North Korea Sunday slammed a new British TV drama series revolving around its nuclear weapons programme, urging the British government to scrap the "slanderous farce" if it wants to maintain diplomatic ties. "Opposite Number" -- a series commissioned by Channel 4 -- features a British nuclear scientist captured in the North during a covert mission and forced to help weaponise its nuclear technology. The 10-part series will take viewers inside the "closed worlds of North Korea" with "opposing CIA and MI6 agents secretly deployed on the ground in Pyongyang, as the clock ticks on a global-scale nuclear crisis", Channel 4 said on its website. The TV show is "nothing but a slanderous farce" to insult and distort the North's nuclear capability, said the country's top military body, the National Defence Commission (NDC).
Fearful of losing their culture and land, ethnic Maya people in Guatemala -- who have faced centuries of discrimination themselves -- drove out a group of 230 ultra-Orthodox Jews, experts say. The Jewish group's departure from San Juan La Laguna, on the banks of Lake Atitlan some 200 kilometers (125 miles) from the capital Guatemala City, followed failed efforts reach a deal Wednesday. "We are very pleased with the decision made by that group to avoid conflicts with (local) people," Miguel Vasquez, spokesman for the San Juan Council of Elders, told AFP by phone. Most members of the small Jewish community are from the United States, Israel, Britain and Russia, and around 40 are Guatemalan.
US swimmer Diana Nyad -- the first to swim across the Florida Straits without a shark cage -- was presented with Cuba's Order of Sporting Merit, the first American athlete to receive the award. Nyad, after four failed attempts, successfully swam from Cuba to Key West Florida in September 2013 without a shark cage, in a 53-hour feat. First Vice President Miguel Diaz-Canel, also head of Cuba's Olympic Committee, said Nyad had been given the award in "recognition of her prowess, as a symbol of friendship between our peoples." Nyad said her next attempted feat of endurance will be to walk across the United States from California to Washington "to draw attention to the problem of obesity," followed by another project in Cuba to try to boost US-Cuba relations.

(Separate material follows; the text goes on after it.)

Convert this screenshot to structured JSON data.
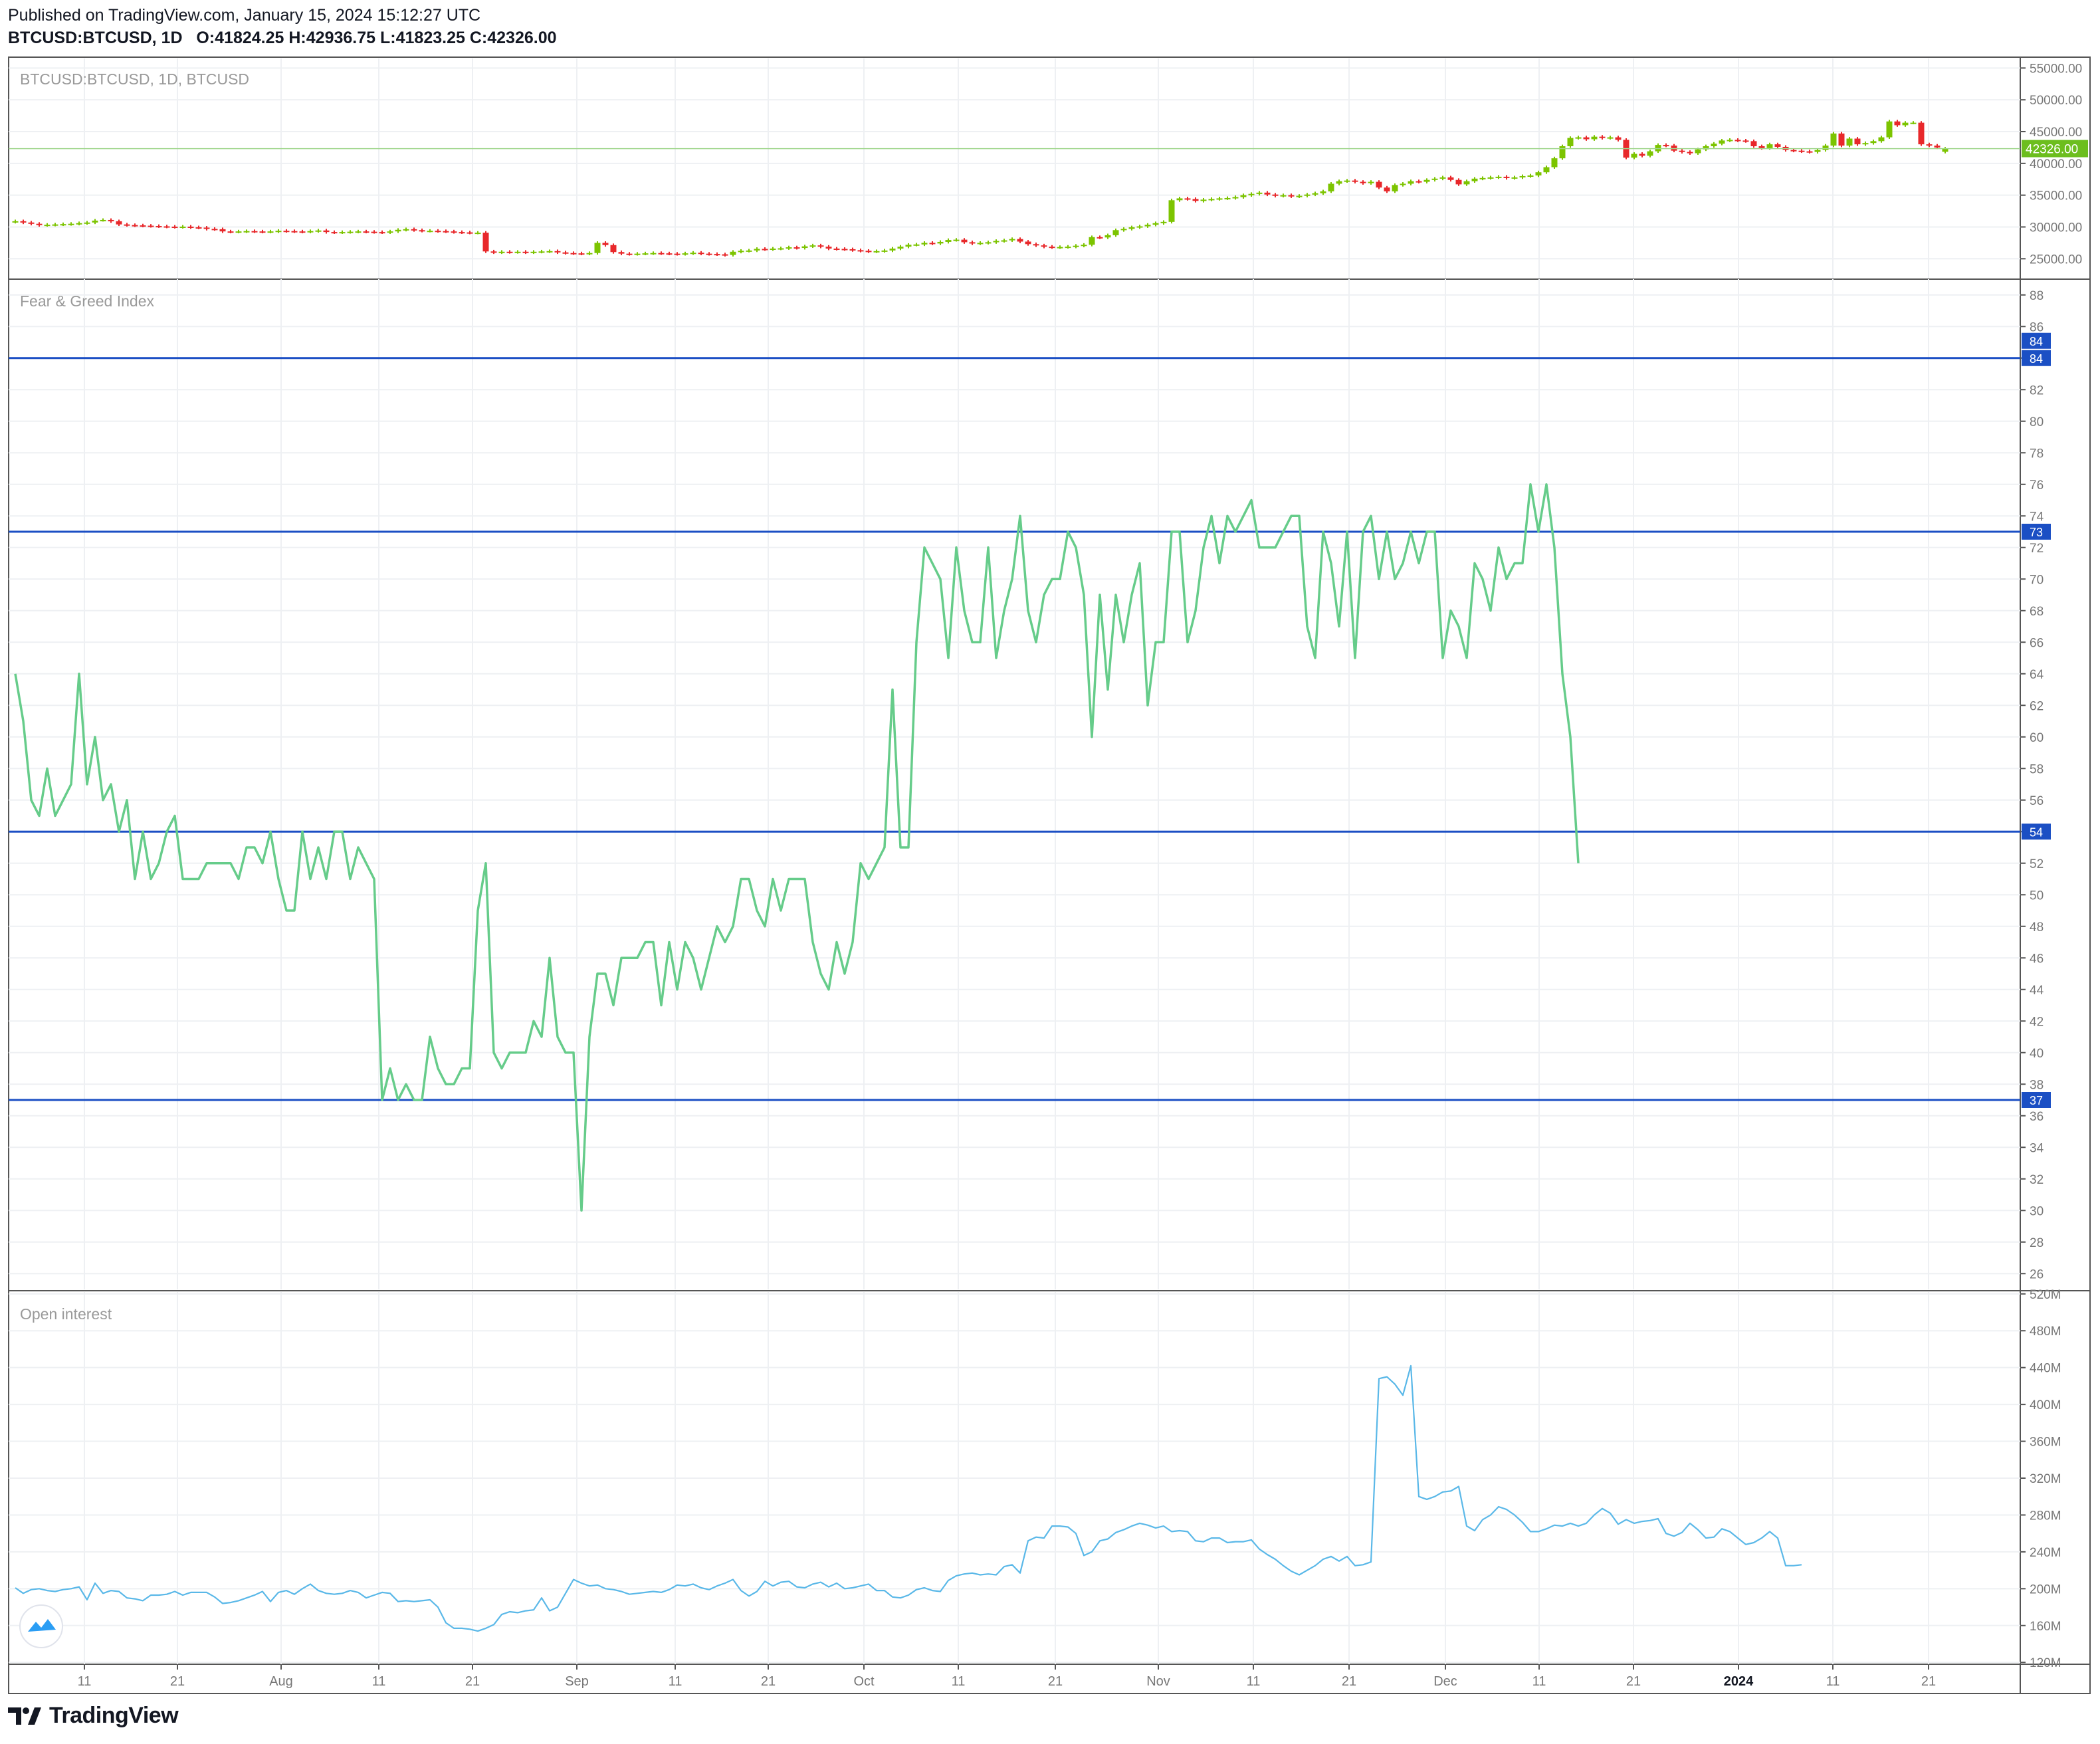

Amid fears Islamic State fighters are inspiring jihadists outside the Middle East, analysts warn it has emboldened extremists in Africa operating in voids left by weak governments and rampant corruption. The United States has described the IS group in Iraq and Syria as the strongest-ever Islamist threat with its "apocalyptic end of days" ideology. Their advance has sparked concern in Africa, with leaders from across the continent meeting Tuesday in Kenya to discuss the threat, the first such conference organised by the African Union. Islamist groups who belong to the Al-Qaeda franchise have already firmly implanted themselves across swathes of territory: from Nigeria's Boko Haram, extremists in the Sahel to Shebab fighters in the Horn of Africa.
Cengiz, a street seller who plies his trade selling bread rings in the centre of Istanbul, is usually a fervent supporter of Turkey's newly-elected President Recep Tayyip Erdogan. Erdogan has maintained an "open door" policy for all those fleeing Syria's civil war, with the result that there are now some 1.2 million Syrian refugees living in the country. It is these refugees who have become the source of an upsurge in tensions in Turkey, where local authorities appear to have been initially poorly prepared for the huge influx. The refugees have become an increasingly visible presence in cities including Istanbul, with entire families huddled together on carpets and begging in the middle of the pavement in the city centre.